Output the full listing that appears below, exactly as it is presented.
⁂
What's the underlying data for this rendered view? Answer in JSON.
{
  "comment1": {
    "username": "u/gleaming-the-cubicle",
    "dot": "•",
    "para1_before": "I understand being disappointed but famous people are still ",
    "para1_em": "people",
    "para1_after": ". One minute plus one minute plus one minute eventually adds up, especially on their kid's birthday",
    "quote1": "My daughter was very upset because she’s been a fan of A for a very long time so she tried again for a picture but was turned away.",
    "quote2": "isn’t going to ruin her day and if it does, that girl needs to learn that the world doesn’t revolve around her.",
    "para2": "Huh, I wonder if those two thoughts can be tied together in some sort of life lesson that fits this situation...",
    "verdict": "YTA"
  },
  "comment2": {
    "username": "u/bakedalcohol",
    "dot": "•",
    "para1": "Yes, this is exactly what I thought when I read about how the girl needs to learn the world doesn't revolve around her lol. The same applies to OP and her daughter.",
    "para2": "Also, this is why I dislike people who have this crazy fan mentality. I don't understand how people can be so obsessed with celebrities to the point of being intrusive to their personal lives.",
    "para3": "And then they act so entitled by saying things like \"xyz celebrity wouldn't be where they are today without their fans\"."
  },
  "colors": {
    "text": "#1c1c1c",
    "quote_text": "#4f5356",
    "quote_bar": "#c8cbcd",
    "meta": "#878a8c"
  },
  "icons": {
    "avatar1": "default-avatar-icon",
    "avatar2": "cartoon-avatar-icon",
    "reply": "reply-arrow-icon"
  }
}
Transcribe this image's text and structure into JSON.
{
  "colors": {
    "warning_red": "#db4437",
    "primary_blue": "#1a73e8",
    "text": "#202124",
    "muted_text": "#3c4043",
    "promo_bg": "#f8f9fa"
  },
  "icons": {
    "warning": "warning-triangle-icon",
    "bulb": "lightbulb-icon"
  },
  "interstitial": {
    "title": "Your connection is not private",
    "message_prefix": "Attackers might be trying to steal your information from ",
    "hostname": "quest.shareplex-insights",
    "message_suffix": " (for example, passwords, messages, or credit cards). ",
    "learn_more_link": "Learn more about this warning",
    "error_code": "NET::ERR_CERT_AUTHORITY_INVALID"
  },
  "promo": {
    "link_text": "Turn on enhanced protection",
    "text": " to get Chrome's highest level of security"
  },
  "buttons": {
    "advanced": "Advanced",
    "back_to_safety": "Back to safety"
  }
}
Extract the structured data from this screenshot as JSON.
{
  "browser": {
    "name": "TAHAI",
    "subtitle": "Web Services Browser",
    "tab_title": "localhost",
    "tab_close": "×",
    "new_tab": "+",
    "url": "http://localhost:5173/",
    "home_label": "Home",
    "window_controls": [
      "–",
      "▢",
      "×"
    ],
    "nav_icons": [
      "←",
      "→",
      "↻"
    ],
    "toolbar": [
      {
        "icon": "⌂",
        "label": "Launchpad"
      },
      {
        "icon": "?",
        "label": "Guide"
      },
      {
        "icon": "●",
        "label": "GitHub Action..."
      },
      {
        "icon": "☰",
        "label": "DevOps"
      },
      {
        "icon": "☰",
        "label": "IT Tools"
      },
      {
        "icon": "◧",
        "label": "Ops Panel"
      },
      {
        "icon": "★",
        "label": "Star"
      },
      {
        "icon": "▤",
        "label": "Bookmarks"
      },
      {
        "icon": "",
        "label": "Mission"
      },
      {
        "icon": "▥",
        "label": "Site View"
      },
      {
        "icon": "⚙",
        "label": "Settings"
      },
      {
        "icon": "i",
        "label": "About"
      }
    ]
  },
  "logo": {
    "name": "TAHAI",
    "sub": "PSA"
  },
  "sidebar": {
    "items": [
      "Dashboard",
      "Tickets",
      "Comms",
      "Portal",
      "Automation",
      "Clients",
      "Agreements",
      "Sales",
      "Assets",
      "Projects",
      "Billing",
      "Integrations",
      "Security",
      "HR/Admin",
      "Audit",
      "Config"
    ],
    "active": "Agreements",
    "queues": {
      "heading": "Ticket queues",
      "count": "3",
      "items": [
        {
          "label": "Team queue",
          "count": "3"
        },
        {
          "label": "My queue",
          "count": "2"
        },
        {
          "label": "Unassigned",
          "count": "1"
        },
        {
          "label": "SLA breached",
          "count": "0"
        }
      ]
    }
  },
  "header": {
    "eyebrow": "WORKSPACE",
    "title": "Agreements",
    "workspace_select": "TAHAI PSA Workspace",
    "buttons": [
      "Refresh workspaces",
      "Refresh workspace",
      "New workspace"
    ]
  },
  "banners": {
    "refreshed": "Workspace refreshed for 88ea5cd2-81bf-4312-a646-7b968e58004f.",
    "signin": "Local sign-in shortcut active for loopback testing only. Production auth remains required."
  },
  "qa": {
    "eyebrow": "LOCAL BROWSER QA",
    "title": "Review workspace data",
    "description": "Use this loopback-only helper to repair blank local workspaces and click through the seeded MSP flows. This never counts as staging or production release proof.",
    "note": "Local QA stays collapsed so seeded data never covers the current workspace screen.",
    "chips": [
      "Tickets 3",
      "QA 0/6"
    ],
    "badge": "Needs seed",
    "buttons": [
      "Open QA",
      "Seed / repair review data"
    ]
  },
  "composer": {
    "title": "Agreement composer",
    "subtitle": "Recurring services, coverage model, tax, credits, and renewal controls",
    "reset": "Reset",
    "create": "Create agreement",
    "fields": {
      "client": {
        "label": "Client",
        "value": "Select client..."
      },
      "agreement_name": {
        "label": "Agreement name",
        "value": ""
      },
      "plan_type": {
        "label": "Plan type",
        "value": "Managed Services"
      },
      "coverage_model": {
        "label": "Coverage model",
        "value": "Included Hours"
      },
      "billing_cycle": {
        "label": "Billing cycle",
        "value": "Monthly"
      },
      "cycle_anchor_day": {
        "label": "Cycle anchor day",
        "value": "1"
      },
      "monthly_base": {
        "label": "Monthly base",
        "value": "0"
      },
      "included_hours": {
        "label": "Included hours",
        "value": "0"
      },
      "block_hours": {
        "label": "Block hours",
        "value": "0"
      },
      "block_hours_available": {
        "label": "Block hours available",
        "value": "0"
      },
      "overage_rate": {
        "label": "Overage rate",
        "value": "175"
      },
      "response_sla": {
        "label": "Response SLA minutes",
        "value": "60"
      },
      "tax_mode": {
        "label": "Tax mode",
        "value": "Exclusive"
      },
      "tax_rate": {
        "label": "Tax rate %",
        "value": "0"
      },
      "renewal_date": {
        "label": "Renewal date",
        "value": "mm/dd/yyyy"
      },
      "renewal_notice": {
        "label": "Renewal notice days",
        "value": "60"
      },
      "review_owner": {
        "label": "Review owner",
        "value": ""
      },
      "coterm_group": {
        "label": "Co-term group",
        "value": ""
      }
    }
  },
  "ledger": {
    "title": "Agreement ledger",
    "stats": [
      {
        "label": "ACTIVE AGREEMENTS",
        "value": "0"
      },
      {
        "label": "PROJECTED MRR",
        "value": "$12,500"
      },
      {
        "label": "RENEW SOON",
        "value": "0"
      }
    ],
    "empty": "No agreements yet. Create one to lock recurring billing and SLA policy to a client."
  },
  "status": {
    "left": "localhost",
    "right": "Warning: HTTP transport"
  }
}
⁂
WRITTEN ANSWER |
What's the underlying data for this rendered view? Answer in JSON.
{
  "comment1": {
    "username": "u/gleaming-the-cubicle",
    "dot": "•",
    "para1_before": "I understand being disappointed but famous people are still ",
    "para1_em": "people",
    "para1_after": ". One minute plus one minute plus one minute eventually adds up, especially on their kid's birthday",
    "quote1": "My daughter was very upset because she’s been a fan of A for a very long time so she tried again for a picture but was turned away.",
    "quote2": "isn’t going to ruin her day and if it does, that girl needs to learn that the world doesn’t revolve around her.",
    "para2": "Huh, I wonder if those two thoughts can be tied together in some sort of life lesson that fits this situation...",
    "verdict": "YTA"
  },
  "comment2": {
    "username": "u/bakedalcohol",
    "dot": "•",
    "para1": "Yes, this is exactly what I thought when I read about how the girl needs to learn the world doesn't revolve around her lol. The same applies to OP and her daughter.",
    "para2": "Also, this is why I dislike people who have this crazy fan mentality. I don't understand how people can be so obsessed with celebrities to the point of being intrusive to their personal lives.",
    "para3": "And then they act so entitled by saying things like \"xyz celebrity wouldn't be where they are today without their fans\"."
  },
  "colors": {
    "text": "#1c1c1c",
    "quote_text": "#4f5356",
    "quote_bar": "#c8cbcd",
    "meta": "#878a8c"
  },
  "icons": {
    "avatar1": "default-avatar-icon",
    "avatar2": "cartoon-avatar-icon",
    "reply": "reply-arrow-icon"
  }
}
Transcribe this image's text and structure into JSON.
{
  "colors": {
    "warning_red": "#db4437",
    "primary_blue": "#1a73e8",
    "text": "#202124",
    "muted_text": "#3c4043",
    "promo_bg": "#f8f9fa"
  },
  "icons": {
    "warning": "warning-triangle-icon",
    "bulb": "lightbulb-icon"
  },
  "interstitial": {
    "title": "Your connection is not private",
    "message_prefix": "Attackers might be trying to steal your information from ",
    "hostname": "quest.shareplex-insights",
    "message_suffix": " (for example, passwords, messages, or credit cards). ",
    "learn_more_link": "Learn more about this warning",
    "error_code": "NET::ERR_CERT_AUTHORITY_INVALID"
  },
  "promo": {
    "link_text": "Turn on enhanced protection",
    "text": " to get Chrome's highest level of security"
  },
  "buttons": {
    "advanced": "Advanced",
    "back_to_safety": "Back to safety"
  }
}
Extract the structured data from this screenshot as JSON.
{
  "browser": {
    "name": "TAHAI",
    "subtitle": "Web Services Browser",
    "tab_title": "localhost",
    "tab_close": "×",
    "new_tab": "+",
    "url": "http://localhost:5173/",
    "home_label": "Home",
    "window_controls": [
      "–",
      "▢",
      "×"
    ],
    "nav_icons": [
      "←",
      "→",
      "↻"
    ],
    "toolbar": [
      {
        "icon": "⌂",
        "label": "Launchpad"
      },
      {
        "icon": "?",
        "label": "Guide"
      },
      {
        "icon": "●",
        "label": "GitHub Action..."
      },
      {
        "icon": "☰",
        "label": "DevOps"
      },
      {
        "icon": "☰",
        "label": "IT Tools"
      },
      {
        "icon": "◧",
        "label": "Ops Panel"
      },
      {
        "icon": "★",
        "label": "Star"
      },
      {
        "icon": "▤",
        "label": "Bookmarks"
      },
      {
        "icon": "",
        "label": "Mission"
      },
      {
        "icon": "▥",
        "label": "Site View"
      },
      {
        "icon": "⚙",
        "label": "Settings"
      },
      {
        "icon": "i",
        "label": "About"
      }
    ]
  },
  "logo": {
    "name": "TAHAI",
    "sub": "PSA"
  },
  "sidebar": {
    "items": [
      "Dashboard",
      "Tickets",
      "Comms",
      "Portal",
      "Automation",
      "Clients",
      "Agreements",
      "Sales",
      "Assets",
      "Projects",
      "Billing",
      "Integrations",
      "Security",
      "HR/Admin",
      "Audit",
      "Config"
    ],
    "active": "Agreements",
    "queues": {
      "heading": "Ticket queues",
      "count": "3",
      "items": [
        {
          "label": "Team queue",
          "count": "3"
        },
        {
          "label": "My queue",
          "count": "2"
        },
        {
          "label": "Unassigned",
          "count": "1"
        },
        {
          "label": "SLA breached",
          "count": "0"
        }
      ]
    }
  },
  "header": {
    "eyebrow": "WORKSPACE",
    "title": "Agreements",
    "workspace_select": "TAHAI PSA Workspace",
    "buttons": [
      "Refresh workspaces",
      "Refresh workspace",
      "New workspace"
    ]
  },
  "banners": {
    "refreshed": "Workspace refreshed for 88ea5cd2-81bf-4312-a646-7b968e58004f.",
    "signin": "Local sign-in shortcut active for loopback testing only. Production auth remains required."
  },
  "qa": {
    "eyebrow": "LOCAL BROWSER QA",
    "title": "Review workspace data",
    "description": "Use this loopback-only helper to repair blank local workspaces and click through the seeded MSP flows. This never counts as staging or production release proof.",
    "note": "Local QA stays collapsed so seeded data never covers the current workspace screen.",
    "chips": [
      "Tickets 3",
      "QA 0/6"
    ],
    "badge": "Needs seed",
    "buttons": [
      "Open QA",
      "Seed / repair review data"
    ]
  },
  "composer": {
    "title": "Agreement composer",
    "subtitle": "Recurring services, coverage model, tax, credits, and renewal controls",
    "reset": "Reset",
    "create": "Create agreement",
    "fields": {
      "client": {
        "label": "Client",
        "value": "Select client..."
      },
      "agreement_name": {
        "label": "Agreement name",
        "value": ""
      },
      "plan_type": {
        "label": "Plan type",
        "value": "Managed Services"
      },
      "coverage_model": {
        "label": "Coverage model",
        "value": "Included Hours"
      },
      "billing_cycle": {
        "label": "Billing cycle",
        "value": "Monthly"
      },
      "cycle_anchor_day": {
        "label": "Cycle anchor day",
        "value": "1"
      },
      "monthly_base": {
        "label": "Monthly base",
        "value": "0"
      },
      "included_hours": {
        "label": "Included hours",
        "value": "0"
      },
      "block_hours": {
        "label": "Block hours",
        "value": "0"
      },
      "block_hours_available": {
        "label": "Block hours available",
        "value": "0"
      },
      "overage_rate": {
        "label": "Overage rate",
        "value": "175"
      },
      "response_sla": {
        "label": "Response SLA minutes",
        "value": "60"
      },
      "tax_mode": {
        "label": "Tax mode",
        "value": "Exclusive"
      },
      "tax_rate": {
        "label": "Tax rate %",
        "value": "0"
      },
      "renewal_date": {
        "label": "Renewal date",
        "value": "mm/dd/yyyy"
      },
      "renewal_notice": {
        "label": "Renewal notice days",
        "value": "60"
      },
      "review_owner": {
        "label": "Review owner",
        "value": ""
      },
      "coterm_group": {
        "label": "Co-term group",
        "value": ""
      }
    }
  },
  "ledger": {
    "title": "Agreement ledger",
    "stats": [
      {
        "label": "ACTIVE AGREEMENTS",
        "value": "0"
      },
      {
        "label": "PROJECTED MRR",
        "value": "$12,500"
      },
      {
        "label": "RENEW SOON",
        "value": "0"
      }
    ],
    "empty": "No agreements yet. Create one to lock recurring billing and SLA policy to a client."
  },
  "status": {
    "left": "localhost",
    "right": "Warning: HTTP transport"
  }
}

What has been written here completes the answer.